• **WHAT TO DO**
Return all of the data verbatim, dropping any picture.

◇ ◇ ◇ ◇ ◇ ◇ ◇

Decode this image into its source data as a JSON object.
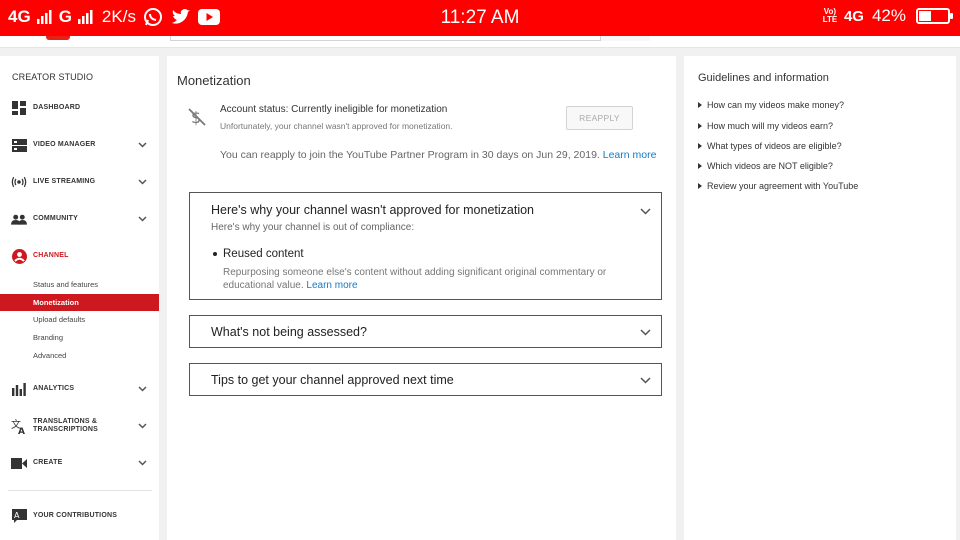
{
  "status_bar": {
    "network1": "4G",
    "network2": "G",
    "speed": "2K/s",
    "time": "11:27 AM",
    "volte": "Vo) LTE",
    "network3": "4G",
    "battery_percent": "42%",
    "battery_level": 0.42,
    "app_icons": [
      "whatsapp-icon",
      "twitter-icon",
      "youtube-icon"
    ]
  },
  "sidebar": {
    "title": "CREATOR STUDIO",
    "items": [
      {
        "label": "DASHBOARD",
        "icon": "dashboard-icon"
      },
      {
        "label": "VIDEO MANAGER",
        "icon": "video-manager-icon"
      },
      {
        "label": "LIVE STREAMING",
        "icon": "live-streaming-icon"
      },
      {
        "label": "COMMUNITY",
        "icon": "community-icon"
      },
      {
        "label": "CHANNEL",
        "icon": "channel-icon"
      },
      {
        "label": "ANALYTICS",
        "icon": "analytics-icon"
      },
      {
        "label": "TRANSLATIONS & TRANSCRIPTIONS",
        "icon": "translate-icon"
      },
      {
        "label": "CREATE",
        "icon": "create-icon"
      },
      {
        "label": "YOUR CONTRIBUTIONS",
        "icon": "contributions-icon"
      }
    ],
    "channel_subitems": [
      "Status and features",
      "Monetization",
      "Upload defaults",
      "Branding",
      "Advanced"
    ],
    "selected_subitem": "Monetization"
  },
  "main": {
    "title": "Monetization",
    "account_status": "Account status: Currently ineligible for monetization",
    "account_sub": "Unfortunately, your channel wasn't approved for monetization.",
    "reapply_label": "REAPPLY",
    "reapply_note": "You can reapply to join the YouTube Partner Program in 30 days on Jun 29, 2019.",
    "learn_more": "Learn more",
    "panels": [
      {
        "title": "Here's why your channel wasn't approved for monetization",
        "subtitle": "Here's why your channel is out of compliance:",
        "reason_title": "Reused content",
        "reason_desc": "Repurposing someone else's content without adding significant original commentary or educational value.",
        "reason_link": "Learn more"
      },
      {
        "title": "What's not being assessed?"
      },
      {
        "title": "Tips to get your channel approved next time"
      }
    ]
  },
  "right": {
    "title": "Guidelines and information",
    "links": [
      "How can my videos make money?",
      "How much will my videos earn?",
      "What types of videos are eligible?",
      "Which videos are NOT eligible?",
      "Review your agreement with YouTube"
    ]
  },
  "colors": {
    "status_bar": "#ff0000",
    "accent_red": "#cc181e",
    "link_blue": "#167ac6"
  }
}
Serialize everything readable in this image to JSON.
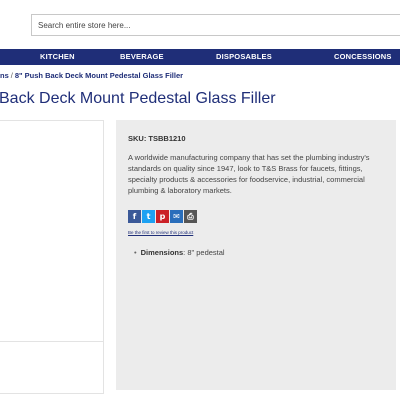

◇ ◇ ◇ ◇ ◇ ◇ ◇

• **COMPLETED EXERCISE**
Decode this image into its source data as a JSON object.
{
  "status_bar": {
    "network1": "4G",
    "network2": "G",
    "speed": "2K/s",
    "time": "11:27 AM",
    "volte": "Vo) LTE",
    "network3": "4G",
    "battery_percent": "42%",
    "battery_level": 0.42,
    "app_icons": [
      "whatsapp-icon",
      "twitter-icon",
      "youtube-icon"
    ]
  },
  "sidebar": {
    "title": "CREATOR STUDIO",
    "items": [
      {
        "label": "DASHBOARD",
        "icon": "dashboard-icon"
      },
      {
        "label": "VIDEO MANAGER",
        "icon": "video-manager-icon"
      },
      {
        "label": "LIVE STREAMING",
        "icon": "live-streaming-icon"
      },
      {
        "label": "COMMUNITY",
        "icon": "community-icon"
      },
      {
        "label": "CHANNEL",
        "icon": "channel-icon"
      },
      {
        "label": "ANALYTICS",
        "icon": "analytics-icon"
      },
      {
        "label": "TRANSLATIONS & TRANSCRIPTIONS",
        "icon": "translate-icon"
      },
      {
        "label": "CREATE",
        "icon": "create-icon"
      },
      {
        "label": "YOUR CONTRIBUTIONS",
        "icon": "contributions-icon"
      }
    ],
    "channel_subitems": [
      "Status and features",
      "Monetization",
      "Upload defaults",
      "Branding",
      "Advanced"
    ],
    "selected_subitem": "Monetization"
  },
  "main": {
    "title": "Monetization",
    "account_status": "Account status: Currently ineligible for monetization",
    "account_sub": "Unfortunately, your channel wasn't approved for monetization.",
    "reapply_label": "REAPPLY",
    "reapply_note": "You can reapply to join the YouTube Partner Program in 30 days on Jun 29, 2019.",
    "learn_more": "Learn more",
    "panels": [
      {
        "title": "Here's why your channel wasn't approved for monetization",
        "subtitle": "Here's why your channel is out of compliance:",
        "reason_title": "Reused content",
        "reason_desc": "Repurposing someone else's content without adding significant original commentary or educational value.",
        "reason_link": "Learn more"
      },
      {
        "title": "What's not being assessed?"
      },
      {
        "title": "Tips to get your channel approved next time"
      }
    ]
  },
  "right": {
    "title": "Guidelines and information",
    "links": [
      "How can my videos make money?",
      "How much will my videos earn?",
      "What types of videos are eligible?",
      "Which videos are NOT eligible?",
      "Review your agreement with YouTube"
    ]
  },
  "colors": {
    "status_bar": "#ff0000",
    "accent_red": "#cc181e",
    "link_blue": "#167ac6"
  }
}
Serialize everything readable in this image to JSON.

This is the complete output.